in exactly the right order. Even that point when you might expect a book to take a bit of a yawn as it rests and gathers itself to regroup for that push to the final page, well Michelle de Kretser just pulls out even more stops and stuns all over again, the book dazzled and sparkled for me from start to finish."
Robert Dessaix on ABC Radio National's "The Book Show" from November 2007.
Fiona Gruber interview in "The Sydney Morning Herald" from November 2007: "It is, in part, a commentary on the sanitised world in which we
live, where the old, the sick and the imperfect are made to feel useless, invisible. 'We have an obsession with bodies in the West but there is a denial of bodily-ness,' de Kretser argues, saying the obsession with fitness and control of appetites is unsensual.

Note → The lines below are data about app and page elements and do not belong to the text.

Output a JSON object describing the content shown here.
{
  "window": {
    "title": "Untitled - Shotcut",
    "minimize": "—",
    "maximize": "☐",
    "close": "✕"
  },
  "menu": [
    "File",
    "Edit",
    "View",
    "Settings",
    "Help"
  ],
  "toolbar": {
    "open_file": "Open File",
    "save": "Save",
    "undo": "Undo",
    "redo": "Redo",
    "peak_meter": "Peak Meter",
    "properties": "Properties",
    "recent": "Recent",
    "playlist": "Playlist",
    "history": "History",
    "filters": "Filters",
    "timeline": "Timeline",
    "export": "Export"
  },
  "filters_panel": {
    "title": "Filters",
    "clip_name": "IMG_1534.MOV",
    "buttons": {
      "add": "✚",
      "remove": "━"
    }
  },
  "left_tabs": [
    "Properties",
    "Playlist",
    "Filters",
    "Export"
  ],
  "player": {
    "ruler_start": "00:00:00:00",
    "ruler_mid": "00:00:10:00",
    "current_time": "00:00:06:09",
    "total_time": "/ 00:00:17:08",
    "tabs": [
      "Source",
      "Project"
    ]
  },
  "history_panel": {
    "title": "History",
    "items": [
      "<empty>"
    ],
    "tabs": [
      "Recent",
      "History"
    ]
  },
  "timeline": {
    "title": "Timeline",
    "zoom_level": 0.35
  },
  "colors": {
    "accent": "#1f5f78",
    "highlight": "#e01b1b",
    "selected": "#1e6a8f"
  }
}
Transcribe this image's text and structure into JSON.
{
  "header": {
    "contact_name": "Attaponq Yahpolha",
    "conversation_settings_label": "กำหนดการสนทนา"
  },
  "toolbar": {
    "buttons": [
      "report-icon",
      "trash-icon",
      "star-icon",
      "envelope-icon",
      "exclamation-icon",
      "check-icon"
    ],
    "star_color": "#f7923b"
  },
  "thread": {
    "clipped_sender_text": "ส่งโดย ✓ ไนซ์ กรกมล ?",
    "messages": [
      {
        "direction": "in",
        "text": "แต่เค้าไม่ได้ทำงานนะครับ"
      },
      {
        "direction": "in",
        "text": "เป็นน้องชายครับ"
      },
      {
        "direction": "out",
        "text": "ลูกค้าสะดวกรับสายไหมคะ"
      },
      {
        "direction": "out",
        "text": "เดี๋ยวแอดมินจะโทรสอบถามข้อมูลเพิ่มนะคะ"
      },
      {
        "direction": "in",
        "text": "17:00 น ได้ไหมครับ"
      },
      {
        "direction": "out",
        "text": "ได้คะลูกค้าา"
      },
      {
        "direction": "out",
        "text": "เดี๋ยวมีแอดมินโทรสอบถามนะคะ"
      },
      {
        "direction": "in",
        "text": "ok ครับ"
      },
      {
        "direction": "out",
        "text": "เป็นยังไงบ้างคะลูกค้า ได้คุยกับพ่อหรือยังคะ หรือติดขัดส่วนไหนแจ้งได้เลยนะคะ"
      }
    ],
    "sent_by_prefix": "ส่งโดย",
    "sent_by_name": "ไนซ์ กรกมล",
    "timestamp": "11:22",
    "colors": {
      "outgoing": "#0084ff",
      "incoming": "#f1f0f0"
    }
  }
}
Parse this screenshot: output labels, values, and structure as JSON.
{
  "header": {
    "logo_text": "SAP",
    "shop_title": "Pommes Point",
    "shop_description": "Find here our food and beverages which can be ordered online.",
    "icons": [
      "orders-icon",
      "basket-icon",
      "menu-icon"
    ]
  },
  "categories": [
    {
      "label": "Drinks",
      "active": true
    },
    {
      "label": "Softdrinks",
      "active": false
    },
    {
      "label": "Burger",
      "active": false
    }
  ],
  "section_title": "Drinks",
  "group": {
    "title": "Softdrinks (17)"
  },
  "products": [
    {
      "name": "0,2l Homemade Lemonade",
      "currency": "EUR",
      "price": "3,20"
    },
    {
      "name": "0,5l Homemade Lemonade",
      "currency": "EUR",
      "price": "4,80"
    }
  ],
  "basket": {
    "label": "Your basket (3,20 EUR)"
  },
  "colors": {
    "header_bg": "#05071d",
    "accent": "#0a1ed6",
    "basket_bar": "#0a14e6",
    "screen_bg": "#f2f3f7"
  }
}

Our animality is something we have become disgusted by, she says. Perfect teeth, straight strong limbs and glowing skin form the template that separates the Western physical orthodoxy from a more diverse cast in less affluent countries."
Rosemary Neill interview in "The Australian" from March 2008: "De Kretser says the praise and prizes her novels have attracted 'increase un-confidence, if that is the word'. When her second novel was released, she was worried it wouldn't live up to the success of the first. Now she is uneasy that The Lost Dog -- to be published in Australia, the US, Britain and Italy -- won't match the achievements of The Hamilton Case. 'The only thing I know at the end of a novel is how to write that novel; that knowledge doesn't transfer across to the next one,' she says soberly."
In conversation with Gail Jones at the 2008 Sydney Writers' Festival in May 2008.
Ampersand Duck is a blogger living in Canberra who just happened to be the designer for the Australian edition of the novel. (Check out the bookcover at the top of this post, and then have a look at the pedestrian version that appears on the English edition as reproduced with Carmen Callil's review in "The Observer".) Fascinating stuff.